Kaingang[12] [kʊˈtu] 'deaf' Atonic allophone of /u/ and /o/.[13]
Korean[14] 구리 /guri [kʊ̠ɾi] 'copper' Fully back;[14] typically transcribed in IPA as ⟨u⟩. See Korean phonology
Limburgish Weert dialect[15] [example needed] Used only by older speakers.[15]
Luxembourgish[16] Sprooch [ʃpʀʊ̠ːχ] 'language' Fully back;[16] typically transcribed in IPA as ⟨⟩. Also described as close-mid [].[17] See Luxembourgish phonology
Mongolian[18] ус [ʊs] 'water'
Norwegian Standard Eastern[19] ond [ʊn̪] 'bad' May be transcribed /u/. See Norwegian phonology
Piedmontese Torton-a [tʊrˈtʊŋa] 'Tortona'
Portuguese Brazilian[20] bonito [bʊˈn̠ʲit̪ʊ̥] 'handsome' Corresponds to unstressed [u ~ o̞] in Brazil and /u/ in other national variants.
Punjabi ਪੁਦੀਨਾ [pʊˈd̪iːnäː] 'mint'
Russian[21] сухой About this sound [s̪ʊˈxo̞j]  'dry' Unstressed allophone of /u/. See Russian phonology
Shiwiar[22] [example needed] Allophone of /u/.[22]
Slovak[23][24][25] ruka [ˈrʊkä] 'arm' Backness varies between back and near-back.[23] See Slovak phonology
Spanish Eastern Andalusian[26] tus [t̪ʊ̠ː] 'your' (pl.) Fully back.
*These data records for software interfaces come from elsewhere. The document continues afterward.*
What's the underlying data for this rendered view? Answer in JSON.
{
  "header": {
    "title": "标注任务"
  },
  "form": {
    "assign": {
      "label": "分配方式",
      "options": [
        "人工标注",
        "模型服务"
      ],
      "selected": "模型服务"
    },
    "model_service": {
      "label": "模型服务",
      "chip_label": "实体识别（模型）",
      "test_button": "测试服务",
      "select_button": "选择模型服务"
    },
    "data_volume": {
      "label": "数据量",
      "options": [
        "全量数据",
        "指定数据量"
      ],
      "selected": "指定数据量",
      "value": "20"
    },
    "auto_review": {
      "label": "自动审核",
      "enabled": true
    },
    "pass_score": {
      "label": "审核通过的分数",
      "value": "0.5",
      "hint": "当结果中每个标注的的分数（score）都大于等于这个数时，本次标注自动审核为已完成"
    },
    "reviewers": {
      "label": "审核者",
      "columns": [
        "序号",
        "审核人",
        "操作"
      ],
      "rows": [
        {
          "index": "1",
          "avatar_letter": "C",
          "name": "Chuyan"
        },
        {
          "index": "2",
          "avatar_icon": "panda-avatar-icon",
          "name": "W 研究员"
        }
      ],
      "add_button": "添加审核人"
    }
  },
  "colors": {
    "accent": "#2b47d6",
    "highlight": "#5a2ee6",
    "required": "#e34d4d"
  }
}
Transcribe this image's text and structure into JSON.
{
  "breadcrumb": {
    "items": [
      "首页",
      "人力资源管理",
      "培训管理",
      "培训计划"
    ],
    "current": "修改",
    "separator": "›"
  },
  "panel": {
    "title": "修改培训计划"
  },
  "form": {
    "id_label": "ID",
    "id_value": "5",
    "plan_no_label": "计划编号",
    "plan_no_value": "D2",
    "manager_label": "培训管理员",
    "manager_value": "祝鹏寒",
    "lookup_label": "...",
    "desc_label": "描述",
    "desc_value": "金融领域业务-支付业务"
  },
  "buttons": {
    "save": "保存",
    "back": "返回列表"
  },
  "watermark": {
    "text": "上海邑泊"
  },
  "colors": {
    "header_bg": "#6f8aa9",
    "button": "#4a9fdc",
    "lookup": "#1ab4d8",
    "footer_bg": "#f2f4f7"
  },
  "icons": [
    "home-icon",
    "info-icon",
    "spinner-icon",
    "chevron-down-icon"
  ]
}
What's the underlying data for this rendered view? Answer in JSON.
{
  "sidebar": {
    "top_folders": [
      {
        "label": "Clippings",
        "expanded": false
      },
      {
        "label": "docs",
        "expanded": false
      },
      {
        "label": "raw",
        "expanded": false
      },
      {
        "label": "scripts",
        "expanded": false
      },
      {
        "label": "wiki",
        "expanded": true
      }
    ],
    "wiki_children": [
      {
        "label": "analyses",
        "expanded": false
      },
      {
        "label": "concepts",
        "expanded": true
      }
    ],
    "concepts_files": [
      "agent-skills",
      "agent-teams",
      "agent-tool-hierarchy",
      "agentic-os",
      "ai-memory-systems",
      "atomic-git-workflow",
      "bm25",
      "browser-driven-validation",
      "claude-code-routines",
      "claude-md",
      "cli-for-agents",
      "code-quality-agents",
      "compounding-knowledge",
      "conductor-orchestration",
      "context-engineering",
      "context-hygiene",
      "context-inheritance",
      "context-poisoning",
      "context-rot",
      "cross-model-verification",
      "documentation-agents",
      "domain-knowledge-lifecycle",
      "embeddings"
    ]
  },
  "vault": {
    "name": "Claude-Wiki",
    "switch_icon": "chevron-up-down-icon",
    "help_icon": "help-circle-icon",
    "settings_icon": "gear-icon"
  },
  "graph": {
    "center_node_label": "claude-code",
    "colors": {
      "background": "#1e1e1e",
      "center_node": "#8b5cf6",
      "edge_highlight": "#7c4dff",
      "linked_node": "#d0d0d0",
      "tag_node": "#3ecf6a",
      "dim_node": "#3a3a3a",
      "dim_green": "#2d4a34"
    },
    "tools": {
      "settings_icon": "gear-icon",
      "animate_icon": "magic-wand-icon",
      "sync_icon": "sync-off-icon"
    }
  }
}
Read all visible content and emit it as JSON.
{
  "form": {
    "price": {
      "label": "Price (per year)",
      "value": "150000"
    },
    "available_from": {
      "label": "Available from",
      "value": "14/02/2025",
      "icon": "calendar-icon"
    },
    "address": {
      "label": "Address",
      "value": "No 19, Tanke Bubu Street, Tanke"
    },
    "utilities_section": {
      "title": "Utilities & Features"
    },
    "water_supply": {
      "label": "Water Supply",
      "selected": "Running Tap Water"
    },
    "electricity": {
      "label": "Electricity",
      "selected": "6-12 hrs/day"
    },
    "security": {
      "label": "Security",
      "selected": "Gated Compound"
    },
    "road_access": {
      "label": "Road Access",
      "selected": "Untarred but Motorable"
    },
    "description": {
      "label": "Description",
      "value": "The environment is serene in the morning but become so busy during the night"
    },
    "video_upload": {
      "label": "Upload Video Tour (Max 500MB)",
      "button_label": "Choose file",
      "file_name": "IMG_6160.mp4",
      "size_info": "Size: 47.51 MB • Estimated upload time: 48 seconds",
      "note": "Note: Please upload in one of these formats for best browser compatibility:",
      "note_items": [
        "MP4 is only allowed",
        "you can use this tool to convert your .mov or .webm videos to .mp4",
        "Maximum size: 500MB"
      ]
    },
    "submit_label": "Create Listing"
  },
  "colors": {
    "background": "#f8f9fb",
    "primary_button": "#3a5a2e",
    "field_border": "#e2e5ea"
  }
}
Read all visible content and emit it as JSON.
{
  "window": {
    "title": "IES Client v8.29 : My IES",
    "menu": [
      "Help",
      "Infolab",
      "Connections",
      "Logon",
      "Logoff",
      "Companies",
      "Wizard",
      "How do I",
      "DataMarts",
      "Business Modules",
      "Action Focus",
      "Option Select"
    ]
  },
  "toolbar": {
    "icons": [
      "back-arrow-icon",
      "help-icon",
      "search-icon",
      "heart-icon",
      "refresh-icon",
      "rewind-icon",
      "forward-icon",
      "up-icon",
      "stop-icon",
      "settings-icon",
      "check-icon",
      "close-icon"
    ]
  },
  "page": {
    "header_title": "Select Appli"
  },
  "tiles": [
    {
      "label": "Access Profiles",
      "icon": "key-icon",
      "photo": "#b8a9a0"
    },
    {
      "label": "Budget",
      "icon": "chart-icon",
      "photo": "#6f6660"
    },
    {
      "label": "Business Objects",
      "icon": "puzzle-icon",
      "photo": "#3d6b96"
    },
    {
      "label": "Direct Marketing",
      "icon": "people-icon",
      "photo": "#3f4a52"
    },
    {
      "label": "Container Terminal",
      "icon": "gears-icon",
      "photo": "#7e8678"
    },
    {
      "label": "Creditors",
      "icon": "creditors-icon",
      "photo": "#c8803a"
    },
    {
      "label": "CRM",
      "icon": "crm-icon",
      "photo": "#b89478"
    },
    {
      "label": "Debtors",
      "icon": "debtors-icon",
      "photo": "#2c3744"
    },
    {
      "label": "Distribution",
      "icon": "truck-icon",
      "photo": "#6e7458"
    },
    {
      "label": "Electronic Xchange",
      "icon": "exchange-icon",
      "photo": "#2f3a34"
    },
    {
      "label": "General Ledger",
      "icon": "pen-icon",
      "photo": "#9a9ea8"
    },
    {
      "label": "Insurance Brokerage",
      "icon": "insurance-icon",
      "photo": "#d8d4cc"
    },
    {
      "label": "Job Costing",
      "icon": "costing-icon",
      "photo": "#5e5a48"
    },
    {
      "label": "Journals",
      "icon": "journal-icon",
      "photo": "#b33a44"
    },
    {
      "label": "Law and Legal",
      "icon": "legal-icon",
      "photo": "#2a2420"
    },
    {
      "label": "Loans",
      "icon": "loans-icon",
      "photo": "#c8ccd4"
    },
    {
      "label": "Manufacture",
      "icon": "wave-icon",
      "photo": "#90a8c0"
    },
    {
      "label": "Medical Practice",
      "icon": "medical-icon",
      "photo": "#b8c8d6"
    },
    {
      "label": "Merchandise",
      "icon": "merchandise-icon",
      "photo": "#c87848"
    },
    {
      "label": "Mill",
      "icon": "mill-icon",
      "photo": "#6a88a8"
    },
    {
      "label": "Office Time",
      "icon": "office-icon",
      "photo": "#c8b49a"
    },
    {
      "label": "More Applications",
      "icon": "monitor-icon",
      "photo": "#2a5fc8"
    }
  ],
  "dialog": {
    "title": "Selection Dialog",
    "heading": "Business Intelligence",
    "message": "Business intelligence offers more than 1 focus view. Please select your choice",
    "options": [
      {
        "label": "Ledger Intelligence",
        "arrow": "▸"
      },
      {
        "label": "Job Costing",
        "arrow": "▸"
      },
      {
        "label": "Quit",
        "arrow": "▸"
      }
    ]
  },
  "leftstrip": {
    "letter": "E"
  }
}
Corresponds to [u] in other dialects, but in these dialects they're distinct. See Spanish phonology
Murcian[26]
Swedish Central Standard[27] ort About this sound [ʊ̠ᵝʈː]  'locality' Retracted and exolabial (compressed). See Swedish phonology
Turkish[28] buzlu [buz̪ˈl̠ʊ] 'icy' Allophone of /u/ described variously as "word-final"[28] and "occurring in final open syllable of a phrase".[29] See Turkish phonology
Yoruba[30] [example needed] Near-back or fully back; typically transcribed in IPA as ⟨ũ⟩. It is nasalized, and may be close [ũ̟ ~ ũ] instead.[30]

Near-close near-back unrounded vowel

Near-close near-back unrounded vowel
ɯ̽
ʊ̜

The near-close near-back unrounded vowel does not occur very often in world's languages, and the only languages in which it is phonemic are Korean and Portuguese (the European variety).

Features

Occurrence

Language Word IPA Meaning Notes
English California[31] hook [hɯ̽k] 'hook' Often pronounced with spread lips.[31]
Irish Ulster[32] [example needed] Allophone of /ɪ/.[32]
Korean[14] 어른/eoreun [ɘːɾɯ̽n] 'seniors' Typically transcribed in IPA as ⟨ɯ⟩. See Korean phonology
Mirandese cebada [s̪ɯ̽ˈβ̞äð̞ə] 'barley' Typically transcribed in IPA as ⟨ɨ⟩.
Portuguese European[33] pegar [pɯ̽ˈɣäɾ] 'to hold' Unstressed vowel;[33] most often transcribed in IPA as ⟨ɨ⟩ or ⟨ə⟩. See Portuguese phonology
Tatar [example needed]
Turkish acı [äˈd͡ʒɯ̽] 'spicy' Allophone of /ɯ/ in final open syllable of a phrase. See Turkish phonology

References

Bibliography